A new analysis of the Draft Lower Hunter Regional Strategy says it falls well short of what is required to maintain the region's prosperity.
Releasing the Property Council's analysis of the Strategy, Hunter Chairperson Bob Hawes said that whilst the commitment to long term planning was commended, more needs to be done.
"A long term strategy is vital to the Lower Hunter's future growth, but it requires leadership by government and a commitment to infrastructure, jobs and a higher population target," he said.
"The foundation of the Strategy must be a plan of action with clear goals, targets and funding, backed up by a commitment by Government to facilitate partnerships between State and Local Government, industry and the community," he said.
"The most disappointing aspect of the Strategy is the absence of a bold vision for the Hunter, building on its unique characteristics, and an infrastructure plan to support growth," Mr Hawes said.
The Property Council's submission to the Draft Lower Hunter Regional Strategy, released publicly today, has identified a number of elements which warrant reconsideration:
- The Strategy lacks a bold and strategic vision, which outlines how the region can continue to grow, and build on current strengths.
- The population and dwelling growth targets set for the region are too low, it signals a "business as usual" growth outlook for the region, and indicates a minimal commitment to investment capital by Government into the future.
- The Strategy needs to adopt sub-regional targets for jobs, population and dwelling growth, and a timetable and implementation plan. This will need to be regularly reviewed.
- The Strategy needs to link to a comprehensive infrastructure investment program, and foster further economic opportunities in the region.
- The Strategy should assess all employment lands and match appropriate uses with future industry and employment growth. Consideration should be given to future sites, on-going servicing, and amalgamation/assembly.

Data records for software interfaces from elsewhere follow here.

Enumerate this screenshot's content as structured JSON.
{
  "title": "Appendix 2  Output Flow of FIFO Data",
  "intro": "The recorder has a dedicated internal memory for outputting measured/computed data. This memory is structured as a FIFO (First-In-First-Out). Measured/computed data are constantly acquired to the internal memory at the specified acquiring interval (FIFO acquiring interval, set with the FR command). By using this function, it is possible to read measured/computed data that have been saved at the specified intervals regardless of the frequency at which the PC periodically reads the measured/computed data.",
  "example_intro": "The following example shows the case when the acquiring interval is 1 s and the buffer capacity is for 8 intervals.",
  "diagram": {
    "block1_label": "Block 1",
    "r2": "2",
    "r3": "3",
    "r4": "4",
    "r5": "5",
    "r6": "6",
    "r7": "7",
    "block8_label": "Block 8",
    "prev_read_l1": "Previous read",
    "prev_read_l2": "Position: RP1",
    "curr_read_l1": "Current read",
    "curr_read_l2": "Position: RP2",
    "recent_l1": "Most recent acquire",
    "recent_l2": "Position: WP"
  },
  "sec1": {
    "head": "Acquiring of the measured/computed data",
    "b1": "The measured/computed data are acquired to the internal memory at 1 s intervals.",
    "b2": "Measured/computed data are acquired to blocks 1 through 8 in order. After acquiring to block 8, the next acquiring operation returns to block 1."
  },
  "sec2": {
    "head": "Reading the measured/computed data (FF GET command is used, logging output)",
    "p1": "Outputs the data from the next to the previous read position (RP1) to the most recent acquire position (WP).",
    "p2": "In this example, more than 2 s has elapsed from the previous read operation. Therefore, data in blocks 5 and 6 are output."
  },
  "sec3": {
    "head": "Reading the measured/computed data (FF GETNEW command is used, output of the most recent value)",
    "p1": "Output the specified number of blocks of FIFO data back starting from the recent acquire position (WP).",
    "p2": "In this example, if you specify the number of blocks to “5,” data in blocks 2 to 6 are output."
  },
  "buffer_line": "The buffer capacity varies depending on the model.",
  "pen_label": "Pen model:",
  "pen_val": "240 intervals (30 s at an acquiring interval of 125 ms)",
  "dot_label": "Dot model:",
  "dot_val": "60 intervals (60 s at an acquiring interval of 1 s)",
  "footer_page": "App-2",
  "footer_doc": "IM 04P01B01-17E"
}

- The threat of levies, if implemented, could ensure the Strategy fails by escalating prices and making new development unaffordable, discouraging investment in the region.
- The Strategy fails to adequately address mine subsidence issues and the impact on growth, and hence the implementation of the Strategy.